The second and major part of the book is devoted to an analysis of Johnson's mature position on certain basic issues. Chapin considers Johnson's attitude toward evidences, arguing that Johnson attempted to establish revelation by grounding it in history. He maintains that Johnson did not distinguish between Christian and non-Christian ethics, and that it was the eschatology of Christianity that he valued particularly. The intensity of Johnson's fear of death and judgment is a measure of the intensity of his faith. Chapin considers problems of evil, of free will, and of foreknowledge and necessity as Johnson struggled with them. Writers that Johnson referred to argued that foreknowledge does not imply necessity, but Chapin maintains that Johnson was not convinced by these arguments. Experience, Johnson saw, was on the side of free will, and for him this took precedence over theory.

The author then turns to Johnson's social and political attitudes. His loyalty to the Church shaped other conservative attitudes. Johnson did not assert that the ultimate conversion of all men to Christianity was part of God's plan, and his attitude toward the non-Christian world approached that of live and let live. Johnson was not a relativist. Since men have the ability to distinguish good from evil, it follows that there is an objective moral order in the world.

Finally, Chapin reviews the problem of human life, which so occupied Johnson's mind, and states that for Johnson religion was the only rational solution to this problem.

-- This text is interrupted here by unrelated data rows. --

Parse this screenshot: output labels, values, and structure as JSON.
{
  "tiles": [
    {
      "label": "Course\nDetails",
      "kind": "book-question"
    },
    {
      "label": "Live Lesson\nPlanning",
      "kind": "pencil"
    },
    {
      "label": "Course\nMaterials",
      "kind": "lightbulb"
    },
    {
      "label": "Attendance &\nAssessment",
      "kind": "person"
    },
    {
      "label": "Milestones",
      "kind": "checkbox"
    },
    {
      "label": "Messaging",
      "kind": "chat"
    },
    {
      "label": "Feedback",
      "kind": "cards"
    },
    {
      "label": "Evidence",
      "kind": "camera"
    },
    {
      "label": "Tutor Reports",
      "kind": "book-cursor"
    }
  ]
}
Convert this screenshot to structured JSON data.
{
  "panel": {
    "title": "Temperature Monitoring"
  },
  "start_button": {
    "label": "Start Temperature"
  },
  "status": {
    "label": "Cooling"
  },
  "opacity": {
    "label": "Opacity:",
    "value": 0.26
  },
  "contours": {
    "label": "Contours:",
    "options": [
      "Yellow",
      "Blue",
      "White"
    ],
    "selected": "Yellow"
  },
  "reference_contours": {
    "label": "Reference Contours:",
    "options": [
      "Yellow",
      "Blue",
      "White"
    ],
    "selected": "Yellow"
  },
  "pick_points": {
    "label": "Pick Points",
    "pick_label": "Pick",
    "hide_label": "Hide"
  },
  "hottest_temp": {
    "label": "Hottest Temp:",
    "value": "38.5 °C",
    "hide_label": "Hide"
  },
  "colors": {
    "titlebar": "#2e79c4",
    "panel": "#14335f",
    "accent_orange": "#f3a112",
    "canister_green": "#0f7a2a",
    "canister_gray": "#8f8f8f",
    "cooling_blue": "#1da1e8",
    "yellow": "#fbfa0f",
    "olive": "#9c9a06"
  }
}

Chapin also presents the position of Hume and other 18th-century intellectuals and provides a carefully reasoned argument concerning various questions of theology.